:: What is expected ::
Could you retype the records below exactly as they appear, skipping any pictures?

:: Records drawn from a dataset ::
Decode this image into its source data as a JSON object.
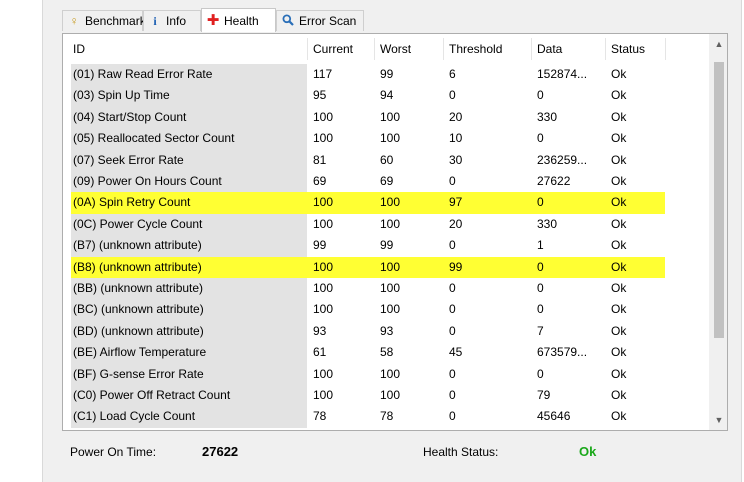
{
  "tabs": [
    {
      "label": "Benchmark",
      "icon": "benchmark-icon",
      "glyph": "♀",
      "color": "#c79a1e"
    },
    {
      "label": "Info",
      "icon": "info-icon",
      "glyph": "i",
      "color": "#1c5fb3"
    },
    {
      "label": "Health",
      "icon": "health-cross-icon",
      "glyph": "✚",
      "color": "#e02020",
      "active": true
    },
    {
      "label": "Error Scan",
      "icon": "magnifier-icon",
      "glyph": "⌕",
      "color": "#2a6fb8"
    }
  ],
  "table": {
    "columns": [
      "ID",
      "Current",
      "Worst",
      "Threshold",
      "Data",
      "Status"
    ],
    "rows": [
      {
        "id": "(01) Raw Read Error Rate",
        "current": "117",
        "worst": "99",
        "threshold": "6",
        "data": "152874...",
        "status": "Ok"
      },
      {
        "id": "(03) Spin Up Time",
        "current": "95",
        "worst": "94",
        "threshold": "0",
        "data": "0",
        "status": "Ok"
      },
      {
        "id": "(04) Start/Stop Count",
        "current": "100",
        "worst": "100",
        "threshold": "20",
        "data": "330",
        "status": "Ok"
      },
      {
        "id": "(05) Reallocated Sector Count",
        "current": "100",
        "worst": "100",
        "threshold": "10",
        "data": "0",
        "status": "Ok"
      },
      {
        "id": "(07) Seek Error Rate",
        "current": "81",
        "worst": "60",
        "threshold": "30",
        "data": "236259...",
        "status": "Ok"
      },
      {
        "id": "(09) Power On Hours Count",
        "current": "69",
        "worst": "69",
        "threshold": "0",
        "data": "27622",
        "status": "Ok"
      },
      {
        "id": "(0A) Spin Retry Count",
        "current": "100",
        "worst": "100",
        "threshold": "97",
        "data": "0",
        "status": "Ok",
        "highlight": true
      },
      {
        "id": "(0C) Power Cycle Count",
        "current": "100",
        "worst": "100",
        "threshold": "20",
        "data": "330",
        "status": "Ok"
      },
      {
        "id": "(B7) (unknown attribute)",
        "current": "99",
        "worst": "99",
        "threshold": "0",
        "data": "1",
        "status": "Ok"
      },
      {
        "id": "(B8) (unknown attribute)",
        "current": "100",
        "worst": "100",
        "threshold": "99",
        "data": "0",
        "status": "Ok",
        "highlight": true
      },
      {
        "id": "(BB) (unknown attribute)",
        "current": "100",
        "worst": "100",
        "threshold": "0",
        "data": "0",
        "status": "Ok"
      },
      {
        "id": "(BC) (unknown attribute)",
        "current": "100",
        "worst": "100",
        "threshold": "0",
        "data": "0",
        "status": "Ok"
      },
      {
        "id": "(BD) (unknown attribute)",
        "current": "93",
        "worst": "93",
        "threshold": "0",
        "data": "7",
        "status": "Ok"
      },
      {
        "id": "(BE) Airflow Temperature",
        "current": "61",
        "worst": "58",
        "threshold": "45",
        "data": "673579...",
        "status": "Ok"
      },
      {
        "id": "(BF) G-sense Error Rate",
        "current": "100",
        "worst": "100",
        "threshold": "0",
        "data": "0",
        "status": "Ok"
      },
      {
        "id": "(C0) Power Off Retract Count",
        "current": "100",
        "worst": "100",
        "threshold": "0",
        "data": "79",
        "status": "Ok"
      },
      {
        "id": "(C1) Load Cycle Count",
        "current": "78",
        "worst": "78",
        "threshold": "0",
        "data": "45646",
        "status": "Ok"
      }
    ]
  },
  "footer": {
    "power_on_label": "Power On Time:",
    "power_on_value": "27622",
    "health_label": "Health Status:",
    "health_value": "Ok"
  },
  "colors": {
    "highlight": "#ffff33",
    "id_column_bg": "#e3e3e3",
    "health_ok": "#1aa81a"
  }
}
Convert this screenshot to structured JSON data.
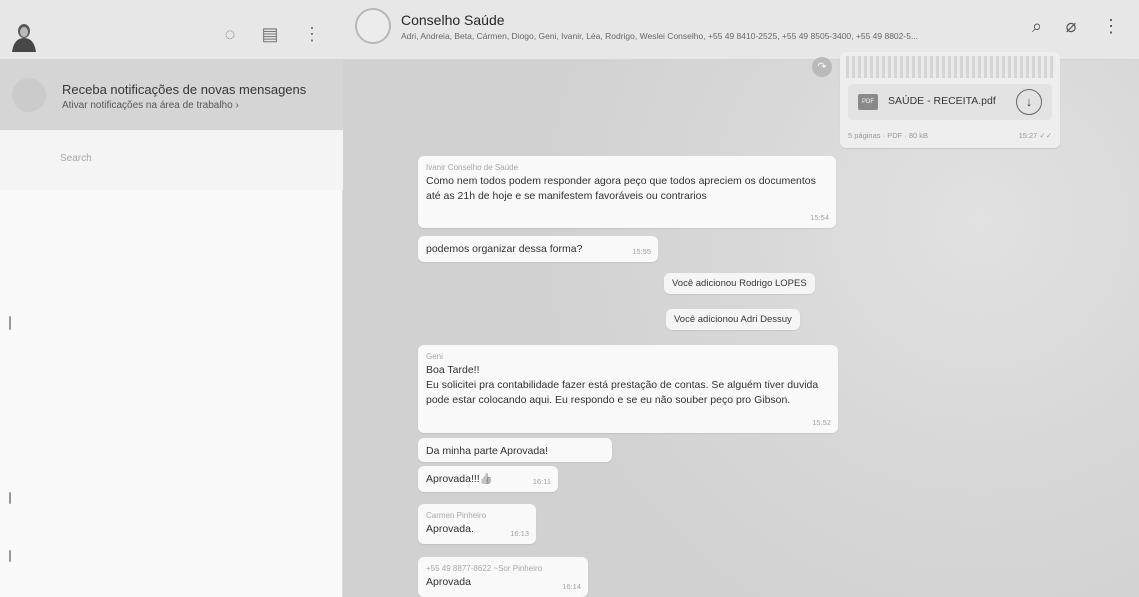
{
  "left_header": {
    "status_icon": "status-icon",
    "chat_icon": "new-chat-icon",
    "menu_icon": "menu-icon"
  },
  "notification": {
    "title": "Receba notificações de novas mensagens",
    "subtitle": "Ativar notificações na área de trabalho ›"
  },
  "search": {
    "placeholder": "Search"
  },
  "chat_header": {
    "title": "Conselho  Saúde",
    "members": "Adri, Andreia, Beta, Cármen, Diogo, Geni, Ivanir, Léa, Rodrigo, Weslei Conselho, +55 49 8410-2525, +55 49 8505-3400, +55 49 8802-5...",
    "search_icon": "search-icon",
    "attach_icon": "paperclip-icon",
    "menu_icon": "menu-icon"
  },
  "pdf": {
    "badge": "PDF",
    "name": "SAÚDE - RECEITA.pdf",
    "meta": "5 páginas · PDF · 80 kB",
    "time": "15:27 ✓✓"
  },
  "messages": [
    {
      "sender": "Ivanir Conselho de Saúde",
      "text": "Como nem todos podem responder agora peço que todos apreciem os documentos até as 21h de hoje e se manifestem favoráveis ou contrarios",
      "time": "15:54"
    },
    {
      "sender": "",
      "text": "podemos organizar dessa forma?",
      "time": "15:55"
    }
  ],
  "system": [
    "Você adicionou Rodrigo LOPES",
    "Você adicionou Adri Dessuy"
  ],
  "geni_message": {
    "sender": "Geni",
    "line1": "Boa Tarde!!",
    "body": "Eu solicitei pra contabilidade fazer está prestação de contas. Se alguém tiver duvida pode estar colocando aqui.  Eu respondo e se eu não souber peço pro Gibson.",
    "time": "15:52"
  },
  "replies": [
    {
      "sender": "",
      "text": "Da minha parte  Aprovada!",
      "time": ""
    },
    {
      "sender": "",
      "text": "Aprovada!!!👍",
      "time": "16:11"
    },
    {
      "sender": "Carmen Pinheiro",
      "text": "Aprovada.",
      "time": "16:13"
    },
    {
      "sender": "+55 49 8877-8622 ~Sor Pinheiro",
      "text": "Aprovada",
      "time": "16:14"
    }
  ]
}
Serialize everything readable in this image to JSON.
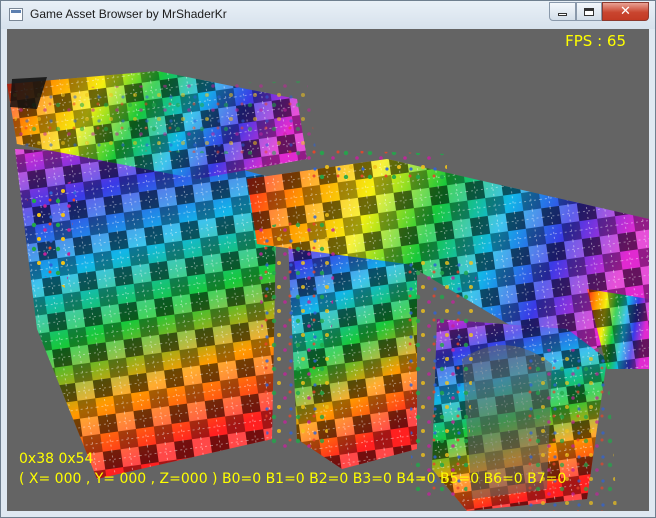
{
  "window": {
    "title": "Game Asset Browser by MrShaderKr",
    "icon": "app-window-icon",
    "controls": {
      "minimize": "minimize-icon",
      "maximize": "maximize-icon",
      "close": "✕"
    }
  },
  "viewport": {
    "background_color": "#646464",
    "scene": "rainbow checker-textured 3D level geometry",
    "fps_text": "FPS : 65",
    "hud_line1": "0x38 0x54",
    "hud_line2": "( X= 000 , Y= 000 , Z=000 ) B0=0 B1=0 B2=0 B3=0 B4=0 B5=0 B6=0 B7=0",
    "hud_color": "#ffff00"
  }
}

:: Exercise solution ::
Decode this image into its source data as a JSON object.
{
  "tabs": [
    {
      "label": "Benchmark",
      "icon": "benchmark-icon",
      "glyph": "♀",
      "color": "#c79a1e"
    },
    {
      "label": "Info",
      "icon": "info-icon",
      "glyph": "i",
      "color": "#1c5fb3"
    },
    {
      "label": "Health",
      "icon": "health-cross-icon",
      "glyph": "✚",
      "color": "#e02020",
      "active": true
    },
    {
      "label": "Error Scan",
      "icon": "magnifier-icon",
      "glyph": "⌕",
      "color": "#2a6fb8"
    }
  ],
  "table": {
    "columns": [
      "ID",
      "Current",
      "Worst",
      "Threshold",
      "Data",
      "Status"
    ],
    "rows": [
      {
        "id": "(01) Raw Read Error Rate",
        "current": "117",
        "worst": "99",
        "threshold": "6",
        "data": "152874...",
        "status": "Ok"
      },
      {
        "id": "(03) Spin Up Time",
        "current": "95",
        "worst": "94",
        "threshold": "0",
        "data": "0",
        "status": "Ok"
      },
      {
        "id": "(04) Start/Stop Count",
        "current": "100",
        "worst": "100",
        "threshold": "20",
        "data": "330",
        "status": "Ok"
      },
      {
        "id": "(05) Reallocated Sector Count",
        "current": "100",
        "worst": "100",
        "threshold": "10",
        "data": "0",
        "status": "Ok"
      },
      {
        "id": "(07) Seek Error Rate",
        "current": "81",
        "worst": "60",
        "threshold": "30",
        "data": "236259...",
        "status": "Ok"
      },
      {
        "id": "(09) Power On Hours Count",
        "current": "69",
        "worst": "69",
        "threshold": "0",
        "data": "27622",
        "status": "Ok"
      },
      {
        "id": "(0A) Spin Retry Count",
        "current": "100",
        "worst": "100",
        "threshold": "97",
        "data": "0",
        "status": "Ok",
        "highlight": true
      },
      {
        "id": "(0C) Power Cycle Count",
        "current": "100",
        "worst": "100",
        "threshold": "20",
        "data": "330",
        "status": "Ok"
      },
      {
        "id": "(B7) (unknown attribute)",
        "current": "99",
        "worst": "99",
        "threshold": "0",
        "data": "1",
        "status": "Ok"
      },
      {
        "id": "(B8) (unknown attribute)",
        "current": "100",
        "worst": "100",
        "threshold": "99",
        "data": "0",
        "status": "Ok",
        "highlight": true
      },
      {
        "id": "(BB) (unknown attribute)",
        "current": "100",
        "worst": "100",
        "threshold": "0",
        "data": "0",
        "status": "Ok"
      },
      {
        "id": "(BC) (unknown attribute)",
        "current": "100",
        "worst": "100",
        "threshold": "0",
        "data": "0",
        "status": "Ok"
      },
      {
        "id": "(BD) (unknown attribute)",
        "current": "93",
        "worst": "93",
        "threshold": "0",
        "data": "7",
        "status": "Ok"
      },
      {
        "id": "(BE) Airflow Temperature",
        "current": "61",
        "worst": "58",
        "threshold": "45",
        "data": "673579...",
        "status": "Ok"
      },
      {
        "id": "(BF) G-sense Error Rate",
        "current": "100",
        "worst": "100",
        "threshold": "0",
        "data": "0",
        "status": "Ok"
      },
      {
        "id": "(C0) Power Off Retract Count",
        "current": "100",
        "worst": "100",
        "threshold": "0",
        "data": "79",
        "status": "Ok"
      },
      {
        "id": "(C1) Load Cycle Count",
        "current": "78",
        "worst": "78",
        "threshold": "0",
        "data": "45646",
        "status": "Ok"
      }
    ]
  },
  "footer": {
    "power_on_label": "Power On Time:",
    "power_on_value": "27622",
    "health_label": "Health Status:",
    "health_value": "Ok"
  },
  "colors": {
    "highlight": "#ffff33",
    "id_column_bg": "#e3e3e3",
    "health_ok": "#1aa81a"
  }
}
Convert this screenshot to structured JSON data.
{
  "left_header": {
    "status_icon": "status-icon",
    "chat_icon": "new-chat-icon",
    "menu_icon": "menu-icon"
  },
  "notification": {
    "title": "Receba notificações de novas mensagens",
    "subtitle": "Ativar notificações na área de trabalho ›"
  },
  "search": {
    "placeholder": "Search"
  },
  "chat_header": {
    "title": "Conselho  Saúde",
    "members": "Adri, Andreia, Beta, Cármen, Diogo, Geni, Ivanir, Léa, Rodrigo, Weslei Conselho, +55 49 8410-2525, +55 49 8505-3400, +55 49 8802-5...",
    "search_icon": "search-icon",
    "attach_icon": "paperclip-icon",
    "menu_icon": "menu-icon"
  },
  "pdf": {
    "badge": "PDF",
    "name": "SAÚDE - RECEITA.pdf",
    "meta": "5 páginas · PDF · 80 kB",
    "time": "15:27 ✓✓"
  },
  "messages": [
    {
      "sender": "Ivanir Conselho de Saúde",
      "text": "Como nem todos podem responder agora peço que todos apreciem os documentos até as 21h de hoje e se manifestem favoráveis ou contrarios",
      "time": "15:54"
    },
    {
      "sender": "",
      "text": "podemos organizar dessa forma?",
      "time": "15:55"
    }
  ],
  "system": [
    "Você adicionou Rodrigo LOPES",
    "Você adicionou Adri Dessuy"
  ],
  "geni_message": {
    "sender": "Geni",
    "line1": "Boa Tarde!!",
    "body": "Eu solicitei pra contabilidade fazer está prestação de contas. Se alguém tiver duvida pode estar colocando aqui.  Eu respondo e se eu não souber peço pro Gibson.",
    "time": "15:52"
  },
  "replies": [
    {
      "sender": "",
      "text": "Da minha parte  Aprovada!",
      "time": ""
    },
    {
      "sender": "",
      "text": "Aprovada!!!👍",
      "time": "16:11"
    },
    {
      "sender": "Carmen Pinheiro",
      "text": "Aprovada.",
      "time": "16:13"
    },
    {
      "sender": "+55 49 8877-8622 ~Sor Pinheiro",
      "text": "Aprovada",
      "time": "16:14"
    }
  ]
}
Serialize everything readable in this image to JSON.
{
  "window": {
    "title": "Game Asset Browser by MrShaderKr",
    "icon": "app-window-icon",
    "controls": {
      "minimize": "minimize-icon",
      "maximize": "maximize-icon",
      "close": "✕"
    }
  },
  "viewport": {
    "background_color": "#646464",
    "scene": "rainbow checker-textured 3D level geometry",
    "fps_text": "FPS : 65",
    "hud_line1": "0x38 0x54",
    "hud_line2": "( X= 000 , Y= 000 , Z=000 ) B0=0 B1=0 B2=0 B3=0 B4=0 B5=0 B6=0 B7=0",
    "hud_color": "#ffff00"
  }
}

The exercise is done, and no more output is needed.